Rebel behaviour of highest energy afterglow of a Gamma-Ray Burst detected in space may help probe stellar evolution

The highest energy afterglow detected in space so far seems to be a rebel. The emission from the most notable Gamma Ray Burst (GRB) explosion so far traced — the afterglow from a galaxy 4.5 billion light years away was found to be complex in nature and did not follow the evolution expected in standard afterglow models. The detection of high energy photons (TeV Photons) from this GRB provides new insights and important clues to unravel the underlying physical processes at work which result in such explosions.

The GRB with ultra-high energy photons called GRB 190114C was detected for the first time on 14-January-2019. This discovery was reported in Nature by the Major Atmospheric Gamma Imaging Cherenkov Telescopes (MAGIC) collaboration.

As usual, the GRB lasted for a brief period, followed by an initial bright flash in high energies known as the ‘prompt emission’. A less luminous but long-lasting counterpart known as the ‘afterglow’ was detected after the prompt emission and offered scientists the chance to probe the GRBs.

Dr. Kuntal Misra from Aryabhatta Research Institute of Observational Sciences (ARIES), Nainital, an autonomous institute of the Department of Science & Technology, along with significant contributions from national and international collaborators, carried out observations of the afterglow from GRB 190114C spanning over nearly 140 days after the burst. The paper has been published in Monthly Notices of the Royal Astronomical Society (MNRAS).

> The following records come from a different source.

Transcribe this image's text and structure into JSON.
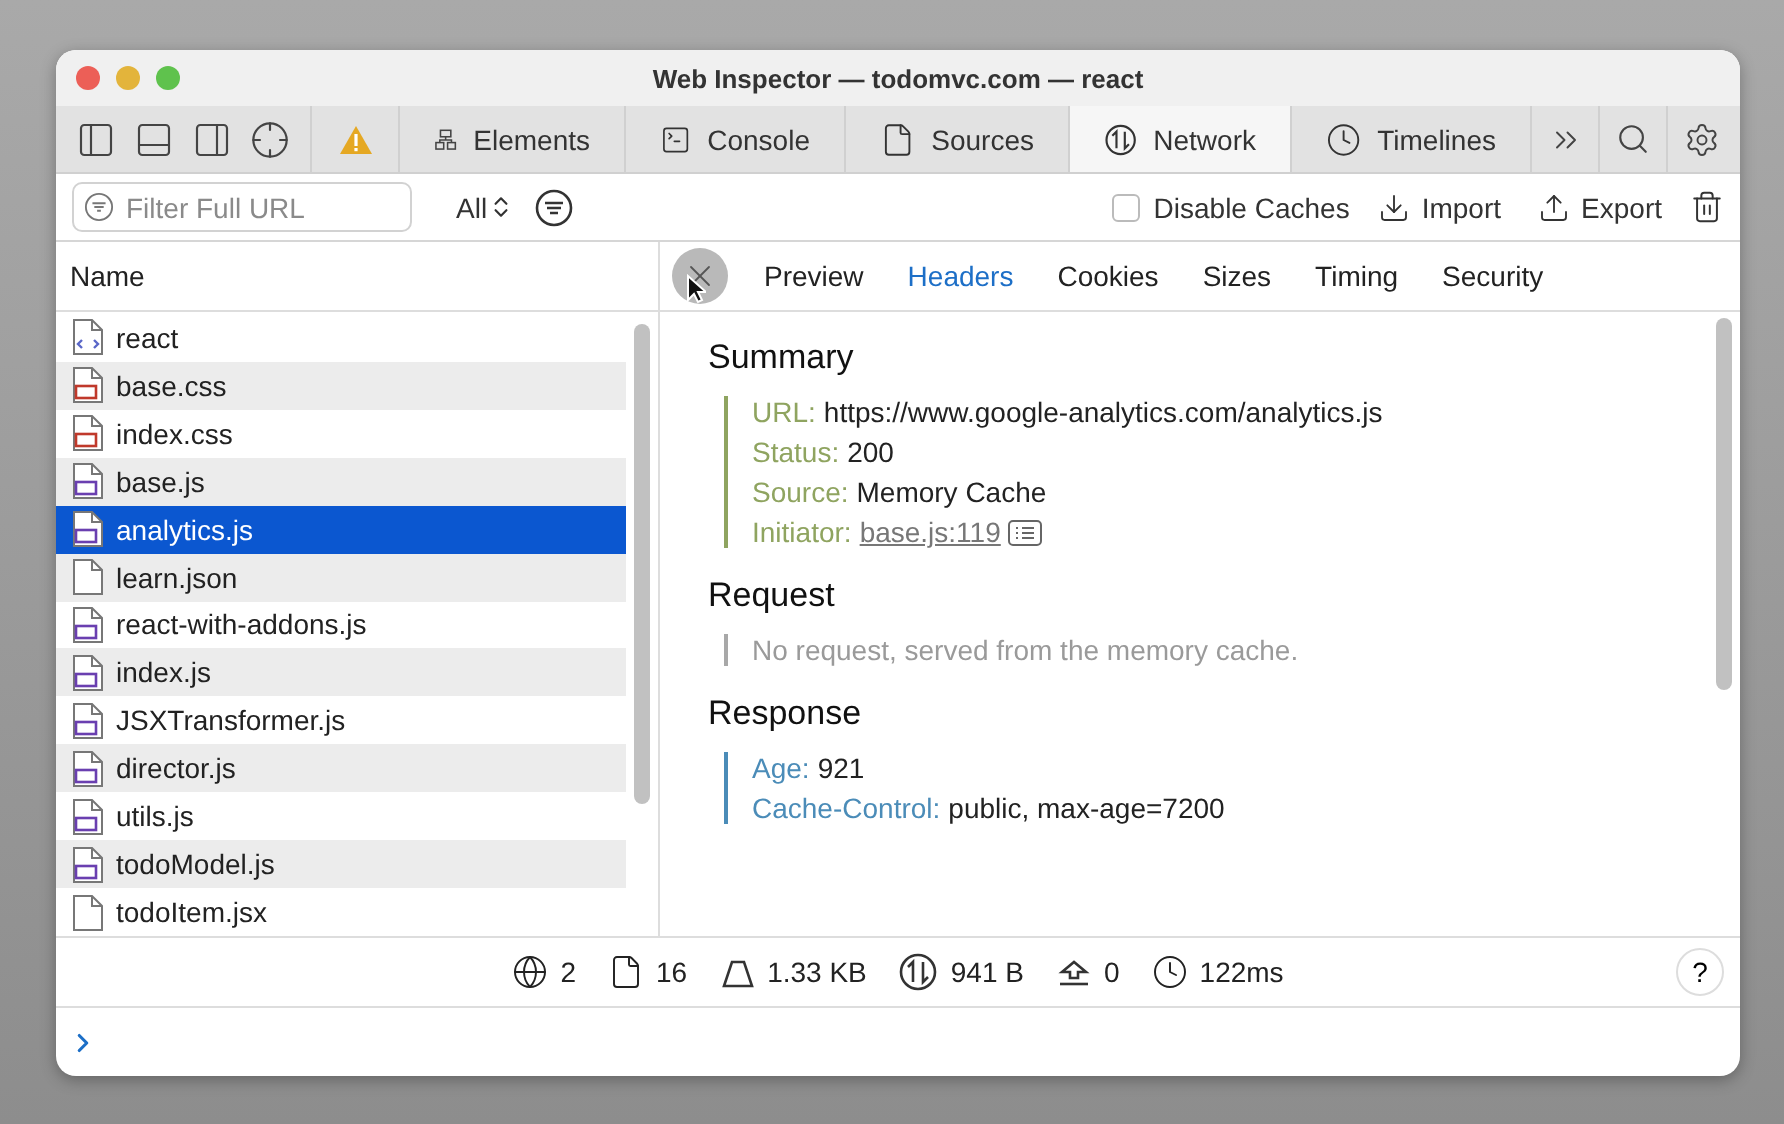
{
  "window": {
    "title": "Web Inspector — todomvc.com — react"
  },
  "tabs": [
    {
      "label": "Elements",
      "selected": false
    },
    {
      "label": "Console",
      "selected": false
    },
    {
      "label": "Sources",
      "selected": false
    },
    {
      "label": "Network",
      "selected": true
    },
    {
      "label": "Timelines",
      "selected": false
    }
  ],
  "filter_bar": {
    "placeholder": "Filter Full URL",
    "type_filter": "All",
    "disable_caches": {
      "label": "Disable Caches",
      "checked": false
    },
    "import": "Import",
    "export": "Export"
  },
  "table": {
    "column": "Name",
    "rows": [
      {
        "name": "react",
        "kind": "document",
        "selected": false
      },
      {
        "name": "base.css",
        "kind": "stylesheet",
        "selected": false
      },
      {
        "name": "index.css",
        "kind": "stylesheet",
        "selected": false
      },
      {
        "name": "base.js",
        "kind": "script",
        "selected": false
      },
      {
        "name": "analytics.js",
        "kind": "script",
        "selected": true
      },
      {
        "name": "learn.json",
        "kind": "plain",
        "selected": false
      },
      {
        "name": "react-with-addons.js",
        "kind": "script",
        "selected": false
      },
      {
        "name": "index.js",
        "kind": "script",
        "selected": false
      },
      {
        "name": "JSXTransformer.js",
        "kind": "script",
        "selected": false
      },
      {
        "name": "director.js",
        "kind": "script",
        "selected": false
      },
      {
        "name": "utils.js",
        "kind": "script",
        "selected": false
      },
      {
        "name": "todoModel.js",
        "kind": "script",
        "selected": false
      },
      {
        "name": "todoItem.jsx",
        "kind": "plain",
        "selected": false
      }
    ]
  },
  "detail_tabs": [
    {
      "label": "Preview",
      "selected": false
    },
    {
      "label": "Headers",
      "selected": true
    },
    {
      "label": "Cookies",
      "selected": false
    },
    {
      "label": "Sizes",
      "selected": false
    },
    {
      "label": "Timing",
      "selected": false
    },
    {
      "label": "Security",
      "selected": false
    }
  ],
  "sections": [
    {
      "title": "Summary",
      "kind": "fields",
      "color": "#8fa460",
      "fields": [
        {
          "key": "URL:",
          "value": "https://www.google-analytics.com/analytics.js",
          "kind": "text"
        },
        {
          "key": "Status:",
          "value": "200",
          "kind": "text"
        },
        {
          "key": "Source:",
          "value": "Memory Cache",
          "kind": "text"
        },
        {
          "key": "Initiator:",
          "value": "base.js:119",
          "kind": "link"
        }
      ]
    },
    {
      "title": "Request",
      "kind": "note",
      "color": "#a8a8a8",
      "text": "No request, served from the memory cache."
    },
    {
      "title": "Response",
      "kind": "fields",
      "color": "#4b8cb8",
      "fields": [
        {
          "key": "Age:",
          "value": "921",
          "kind": "text"
        },
        {
          "key": "Cache-Control:",
          "value": "public, max-age=7200",
          "kind": "text"
        }
      ]
    }
  ],
  "status_bar": [
    {
      "kind": "domains",
      "text": "2"
    },
    {
      "kind": "resources",
      "text": "16"
    },
    {
      "kind": "size",
      "text": "1.33 KB"
    },
    {
      "kind": "transferred",
      "text": "941 B"
    },
    {
      "kind": "redirects",
      "text": "0"
    },
    {
      "kind": "time",
      "text": "122ms"
    }
  ],
  "help": "?"
}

The optical observations of the afterglow from GRB 190114C were carried out with the Growth India Telescope (GIT), Himalayan Chandra Telescope (HCT) (both located in Hanle, Leh, India), and Devasthal Fast Optical Telescope (DFOT, located in Devasthal, Nainital, India) as well as with upgraded Giant Meter wave Radio Telescope (u-GMRT, located in Khodad, Pune, India), Australia Telescope Compact Array (ATCA, located in New South Wales, Australia) and the Atacama Large Millimeter Array (ALMA, located in Atacama Desert, Chile).

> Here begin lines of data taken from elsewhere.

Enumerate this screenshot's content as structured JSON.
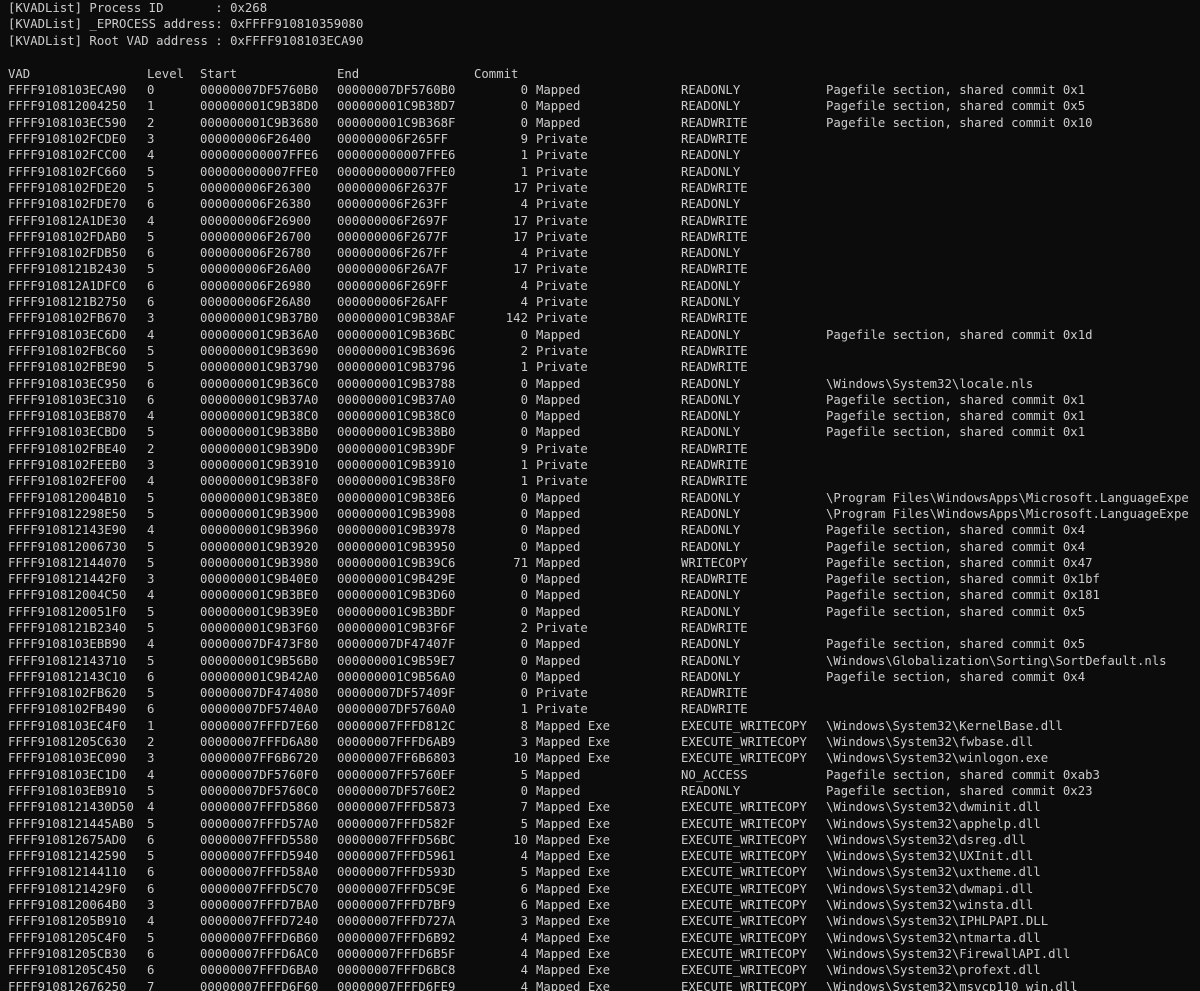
{
  "header_lines": [
    "[KVADList] Process ID       : 0x268",
    "[KVADList] _EPROCESS address: 0xFFFF910810359080",
    "[KVADList] Root VAD address : 0xFFFF9108103ECA90"
  ],
  "columns": {
    "vad": "VAD",
    "level": "Level",
    "start": "Start",
    "end": "End",
    "commit": "Commit"
  },
  "rows": [
    {
      "vad": "FFFF9108103ECA90",
      "level": "0",
      "start": "00000007DF5760B0",
      "end": "00000007DF5760B0",
      "commit": "0",
      "type": "Mapped",
      "prot": "READONLY",
      "desc": "Pagefile section, shared commit 0x1"
    },
    {
      "vad": "FFFF910812004250",
      "level": "1",
      "start": "000000001C9B38D0",
      "end": "000000001C9B38D7",
      "commit": "0",
      "type": "Mapped",
      "prot": "READONLY",
      "desc": "Pagefile section, shared commit 0x5"
    },
    {
      "vad": "FFFF9108103EC590",
      "level": "2",
      "start": "000000001C9B3680",
      "end": "000000001C9B368F",
      "commit": "0",
      "type": "Mapped",
      "prot": "READWRITE",
      "desc": "Pagefile section, shared commit 0x10"
    },
    {
      "vad": "FFFF9108102FCDE0",
      "level": "3",
      "start": "000000006F26400",
      "end": "000000006F265FF",
      "commit": "9",
      "type": "Private",
      "prot": "READWRITE",
      "desc": ""
    },
    {
      "vad": "FFFF9108102FCC00",
      "level": "4",
      "start": "000000000007FFE6",
      "end": "000000000007FFE6",
      "commit": "1",
      "type": "Private",
      "prot": "READONLY",
      "desc": ""
    },
    {
      "vad": "FFFF9108102FC660",
      "level": "5",
      "start": "000000000007FFE0",
      "end": "000000000007FFE0",
      "commit": "1",
      "type": "Private",
      "prot": "READONLY",
      "desc": ""
    },
    {
      "vad": "FFFF9108102FDE20",
      "level": "5",
      "start": "000000006F26300",
      "end": "000000006F2637F",
      "commit": "17",
      "type": "Private",
      "prot": "READWRITE",
      "desc": ""
    },
    {
      "vad": "FFFF9108102FDE70",
      "level": "6",
      "start": "000000006F26380",
      "end": "000000006F263FF",
      "commit": "4",
      "type": "Private",
      "prot": "READONLY",
      "desc": ""
    },
    {
      "vad": "FFFF910812A1DE30",
      "level": "4",
      "start": "000000006F26900",
      "end": "000000006F2697F",
      "commit": "17",
      "type": "Private",
      "prot": "READWRITE",
      "desc": ""
    },
    {
      "vad": "FFFF9108102FDAB0",
      "level": "5",
      "start": "000000006F26700",
      "end": "000000006F2677F",
      "commit": "17",
      "type": "Private",
      "prot": "READWRITE",
      "desc": ""
    },
    {
      "vad": "FFFF9108102FDB50",
      "level": "6",
      "start": "000000006F26780",
      "end": "000000006F267FF",
      "commit": "4",
      "type": "Private",
      "prot": "READONLY",
      "desc": ""
    },
    {
      "vad": "FFFF9108121B2430",
      "level": "5",
      "start": "000000006F26A00",
      "end": "000000006F26A7F",
      "commit": "17",
      "type": "Private",
      "prot": "READWRITE",
      "desc": ""
    },
    {
      "vad": "FFFF910812A1DFC0",
      "level": "6",
      "start": "000000006F26980",
      "end": "000000006F269FF",
      "commit": "4",
      "type": "Private",
      "prot": "READONLY",
      "desc": ""
    },
    {
      "vad": "FFFF9108121B2750",
      "level": "6",
      "start": "000000006F26A80",
      "end": "000000006F26AFF",
      "commit": "4",
      "type": "Private",
      "prot": "READONLY",
      "desc": ""
    },
    {
      "vad": "FFFF9108102FB670",
      "level": "3",
      "start": "000000001C9B37B0",
      "end": "000000001C9B38AF",
      "commit": "142",
      "type": "Private",
      "prot": "READWRITE",
      "desc": ""
    },
    {
      "vad": "FFFF9108103EC6D0",
      "level": "4",
      "start": "000000001C9B36A0",
      "end": "000000001C9B36BC",
      "commit": "0",
      "type": "Mapped",
      "prot": "READONLY",
      "desc": "Pagefile section, shared commit 0x1d"
    },
    {
      "vad": "FFFF9108102FBC60",
      "level": "5",
      "start": "000000001C9B3690",
      "end": "000000001C9B3696",
      "commit": "2",
      "type": "Private",
      "prot": "READWRITE",
      "desc": ""
    },
    {
      "vad": "FFFF9108102FBE90",
      "level": "5",
      "start": "000000001C9B3790",
      "end": "000000001C9B3796",
      "commit": "1",
      "type": "Private",
      "prot": "READWRITE",
      "desc": ""
    },
    {
      "vad": "FFFF9108103EC950",
      "level": "6",
      "start": "000000001C9B36C0",
      "end": "000000001C9B3788",
      "commit": "0",
      "type": "Mapped",
      "prot": "READONLY",
      "desc": "\\Windows\\System32\\locale.nls"
    },
    {
      "vad": "FFFF9108103EC310",
      "level": "6",
      "start": "000000001C9B37A0",
      "end": "000000001C9B37A0",
      "commit": "0",
      "type": "Mapped",
      "prot": "READONLY",
      "desc": "Pagefile section, shared commit 0x1"
    },
    {
      "vad": "FFFF9108103EB870",
      "level": "4",
      "start": "000000001C9B38C0",
      "end": "000000001C9B38C0",
      "commit": "0",
      "type": "Mapped",
      "prot": "READONLY",
      "desc": "Pagefile section, shared commit 0x1"
    },
    {
      "vad": "FFFF9108103ECBD0",
      "level": "5",
      "start": "000000001C9B38B0",
      "end": "000000001C9B38B0",
      "commit": "0",
      "type": "Mapped",
      "prot": "READONLY",
      "desc": "Pagefile section, shared commit 0x1"
    },
    {
      "vad": "FFFF9108102FBE40",
      "level": "2",
      "start": "000000001C9B39D0",
      "end": "000000001C9B39DF",
      "commit": "9",
      "type": "Private",
      "prot": "READWRITE",
      "desc": ""
    },
    {
      "vad": "FFFF9108102FEEB0",
      "level": "3",
      "start": "000000001C9B3910",
      "end": "000000001C9B3910",
      "commit": "1",
      "type": "Private",
      "prot": "READWRITE",
      "desc": ""
    },
    {
      "vad": "FFFF9108102FEF00",
      "level": "4",
      "start": "000000001C9B38F0",
      "end": "000000001C9B38F0",
      "commit": "1",
      "type": "Private",
      "prot": "READWRITE",
      "desc": ""
    },
    {
      "vad": "FFFF910812004B10",
      "level": "5",
      "start": "000000001C9B38E0",
      "end": "000000001C9B38E6",
      "commit": "0",
      "type": "Mapped",
      "prot": "READONLY",
      "desc": "\\Program Files\\WindowsApps\\Microsoft.LanguageExpe"
    },
    {
      "vad": "FFFF910812298E50",
      "level": "5",
      "start": "000000001C9B3900",
      "end": "000000001C9B3908",
      "commit": "0",
      "type": "Mapped",
      "prot": "READONLY",
      "desc": "\\Program Files\\WindowsApps\\Microsoft.LanguageExpe"
    },
    {
      "vad": "FFFF910812143E90",
      "level": "4",
      "start": "000000001C9B3960",
      "end": "000000001C9B3978",
      "commit": "0",
      "type": "Mapped",
      "prot": "READONLY",
      "desc": "Pagefile section, shared commit 0x4"
    },
    {
      "vad": "FFFF910812006730",
      "level": "5",
      "start": "000000001C9B3920",
      "end": "000000001C9B3950",
      "commit": "0",
      "type": "Mapped",
      "prot": "READONLY",
      "desc": "Pagefile section, shared commit 0x4"
    },
    {
      "vad": "FFFF910812144070",
      "level": "5",
      "start": "000000001C9B3980",
      "end": "000000001C9B39C6",
      "commit": "71",
      "type": "Mapped",
      "prot": "WRITECOPY",
      "desc": "Pagefile section, shared commit 0x47"
    },
    {
      "vad": "FFFF9108121442F0",
      "level": "3",
      "start": "000000001C9B40E0",
      "end": "000000001C9B429E",
      "commit": "0",
      "type": "Mapped",
      "prot": "READWRITE",
      "desc": "Pagefile section, shared commit 0x1bf"
    },
    {
      "vad": "FFFF910812004C50",
      "level": "4",
      "start": "000000001C9B3BE0",
      "end": "000000001C9B3D60",
      "commit": "0",
      "type": "Mapped",
      "prot": "READONLY",
      "desc": "Pagefile section, shared commit 0x181"
    },
    {
      "vad": "FFFF9108120051F0",
      "level": "5",
      "start": "000000001C9B39E0",
      "end": "000000001C9B3BDF",
      "commit": "0",
      "type": "Mapped",
      "prot": "READONLY",
      "desc": "Pagefile section, shared commit 0x5"
    },
    {
      "vad": "FFFF9108121B2340",
      "level": "5",
      "start": "000000001C9B3F60",
      "end": "000000001C9B3F6F",
      "commit": "2",
      "type": "Private",
      "prot": "READWRITE",
      "desc": ""
    },
    {
      "vad": "FFFF9108103EBB90",
      "level": "4",
      "start": "00000007DF473F80",
      "end": "00000007DF47407F",
      "commit": "0",
      "type": "Mapped",
      "prot": "READONLY",
      "desc": "Pagefile section, shared commit 0x5"
    },
    {
      "vad": "FFFF910812143710",
      "level": "5",
      "start": "000000001C9B56B0",
      "end": "000000001C9B59E7",
      "commit": "0",
      "type": "Mapped",
      "prot": "READONLY",
      "desc": "\\Windows\\Globalization\\Sorting\\SortDefault.nls"
    },
    {
      "vad": "FFFF910812143C10",
      "level": "6",
      "start": "000000001C9B42A0",
      "end": "000000001C9B56A0",
      "commit": "0",
      "type": "Mapped",
      "prot": "READONLY",
      "desc": "Pagefile section, shared commit 0x4"
    },
    {
      "vad": "FFFF9108102FB620",
      "level": "5",
      "start": "00000007DF474080",
      "end": "00000007DF57409F",
      "commit": "0",
      "type": "Private",
      "prot": "READWRITE",
      "desc": ""
    },
    {
      "vad": "FFFF9108102FB490",
      "level": "6",
      "start": "00000007DF5740A0",
      "end": "00000007DF5760A0",
      "commit": "1",
      "type": "Private",
      "prot": "READWRITE",
      "desc": ""
    },
    {
      "vad": "FFFF9108103EC4F0",
      "level": "1",
      "start": "00000007FFFD7E60",
      "end": "00000007FFFD812C",
      "commit": "8",
      "type": "Mapped Exe",
      "prot": "EXECUTE_WRITECOPY",
      "desc": "\\Windows\\System32\\KernelBase.dll"
    },
    {
      "vad": "FFFF91081205C630",
      "level": "2",
      "start": "00000007FFFD6A80",
      "end": "00000007FFFD6AB9",
      "commit": "3",
      "type": "Mapped Exe",
      "prot": "EXECUTE_WRITECOPY",
      "desc": "\\Windows\\System32\\fwbase.dll"
    },
    {
      "vad": "FFFF9108103EC090",
      "level": "3",
      "start": "00000007FF6B6720",
      "end": "00000007FF6B6803",
      "commit": "10",
      "type": "Mapped Exe",
      "prot": "EXECUTE_WRITECOPY",
      "desc": "\\Windows\\System32\\winlogon.exe"
    },
    {
      "vad": "FFFF9108103EC1D0",
      "level": "4",
      "start": "00000007DF5760F0",
      "end": "00000007FF5760EF",
      "commit": "5",
      "type": "Mapped",
      "prot": "NO_ACCESS",
      "desc": "Pagefile section, shared commit 0xab3"
    },
    {
      "vad": "FFFF9108103EB910",
      "level": "5",
      "start": "00000007DF5760C0",
      "end": "00000007DF5760E2",
      "commit": "0",
      "type": "Mapped",
      "prot": "READONLY",
      "desc": "Pagefile section, shared commit 0x23"
    },
    {
      "vad": "FFFF9108121430D50",
      "level": "4",
      "start": "00000007FFFD5860",
      "end": "00000007FFFD5873",
      "commit": "7",
      "type": "Mapped Exe",
      "prot": "EXECUTE_WRITECOPY",
      "desc": "\\Windows\\System32\\dwminit.dll"
    },
    {
      "vad": "FFFF9108121445AB0",
      "level": "5",
      "start": "00000007FFFD57A0",
      "end": "00000007FFFD582F",
      "commit": "5",
      "type": "Mapped Exe",
      "prot": "EXECUTE_WRITECOPY",
      "desc": "\\Windows\\System32\\apphelp.dll"
    },
    {
      "vad": "FFFF910812675AD0",
      "level": "6",
      "start": "00000007FFFD5580",
      "end": "00000007FFFD56BC",
      "commit": "10",
      "type": "Mapped Exe",
      "prot": "EXECUTE_WRITECOPY",
      "desc": "\\Windows\\System32\\dsreg.dll"
    },
    {
      "vad": "FFFF910812142590",
      "level": "5",
      "start": "00000007FFFD5940",
      "end": "00000007FFFD5961",
      "commit": "4",
      "type": "Mapped Exe",
      "prot": "EXECUTE_WRITECOPY",
      "desc": "\\Windows\\System32\\UXInit.dll"
    },
    {
      "vad": "FFFF910812144110",
      "level": "6",
      "start": "00000007FFFD58A0",
      "end": "00000007FFFD593D",
      "commit": "5",
      "type": "Mapped Exe",
      "prot": "EXECUTE_WRITECOPY",
      "desc": "\\Windows\\System32\\uxtheme.dll"
    },
    {
      "vad": "FFFF9108121429F0",
      "level": "6",
      "start": "00000007FFFD5C70",
      "end": "00000007FFFD5C9E",
      "commit": "6",
      "type": "Mapped Exe",
      "prot": "EXECUTE_WRITECOPY",
      "desc": "\\Windows\\System32\\dwmapi.dll"
    },
    {
      "vad": "FFFF9108120064B0",
      "level": "3",
      "start": "00000007FFFD7BA0",
      "end": "00000007FFFD7BF9",
      "commit": "6",
      "type": "Mapped Exe",
      "prot": "EXECUTE_WRITECOPY",
      "desc": "\\Windows\\System32\\winsta.dll"
    },
    {
      "vad": "FFFF91081205B910",
      "level": "4",
      "start": "00000007FFFD7240",
      "end": "00000007FFFD727A",
      "commit": "3",
      "type": "Mapped Exe",
      "prot": "EXECUTE_WRITECOPY",
      "desc": "\\Windows\\System32\\IPHLPAPI.DLL"
    },
    {
      "vad": "FFFF91081205C4F0",
      "level": "5",
      "start": "00000007FFFD6B60",
      "end": "00000007FFFD6B92",
      "commit": "4",
      "type": "Mapped Exe",
      "prot": "EXECUTE_WRITECOPY",
      "desc": "\\Windows\\System32\\ntmarta.dll"
    },
    {
      "vad": "FFFF91081205CB30",
      "level": "6",
      "start": "00000007FFFD6AC0",
      "end": "00000007FFFD6B5F",
      "commit": "4",
      "type": "Mapped Exe",
      "prot": "EXECUTE_WRITECOPY",
      "desc": "\\Windows\\System32\\FirewallAPI.dll"
    },
    {
      "vad": "FFFF91081205C450",
      "level": "6",
      "start": "00000007FFFD6BA0",
      "end": "00000007FFFD6BC8",
      "commit": "4",
      "type": "Mapped Exe",
      "prot": "EXECUTE_WRITECOPY",
      "desc": "\\Windows\\System32\\profext.dll"
    },
    {
      "vad": "FFFF910812676250",
      "level": "7",
      "start": "00000007FFFD6F60",
      "end": "00000007FFFD6FE9",
      "commit": "4",
      "type": "Mapped Exe",
      "prot": "EXECUTE_WRITECOPY",
      "desc": "\\Windows\\System32\\msvcp110_win.dll"
    }
  ]
}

Detailed modelling of the afterglow using multi-band data indicates that the parameters describing the fraction of energy in electron population and magnetic field are evolving with time and not constant as generally seen in GRBs. The scientists suggested that the evolution of these parameters, at early times, may play a role in producing the bright TeV emission.

 

Figure 1: Multi-band lightcurves of the afterglow of GRB 190114C from X-ray to the radio/mm bands.

 

Figure 2:  Left: GRB 190114C afterglow in the observer frame indicating it as one of the brightest known afterglows at early times. Right: Afterglows shifted to the z=1 frame indicating that the afterglow of GRB 190114C is of average nature at early times.

 

Figure 1 shows the multi-band light curves of the afterglow of GRB 190114C. The X-ray luminosity of the afterglow of GRB 190114C is similar to the majority of the GRB population. On the other hand, in optical bands, at early times, the afterglow of GRB 190114C is one of the brightest detected so far, observationally despite the high line-of-sight extinction. However, when the light curves are shifted to z=1 frame, GRB 190114C afterglow is seen to be of only average luminosity initially and mirroring the results found in X-rays (Figure 2).

 

Publication link: https://doi.org/10.1093/mnras/stab1050

Comments are closed.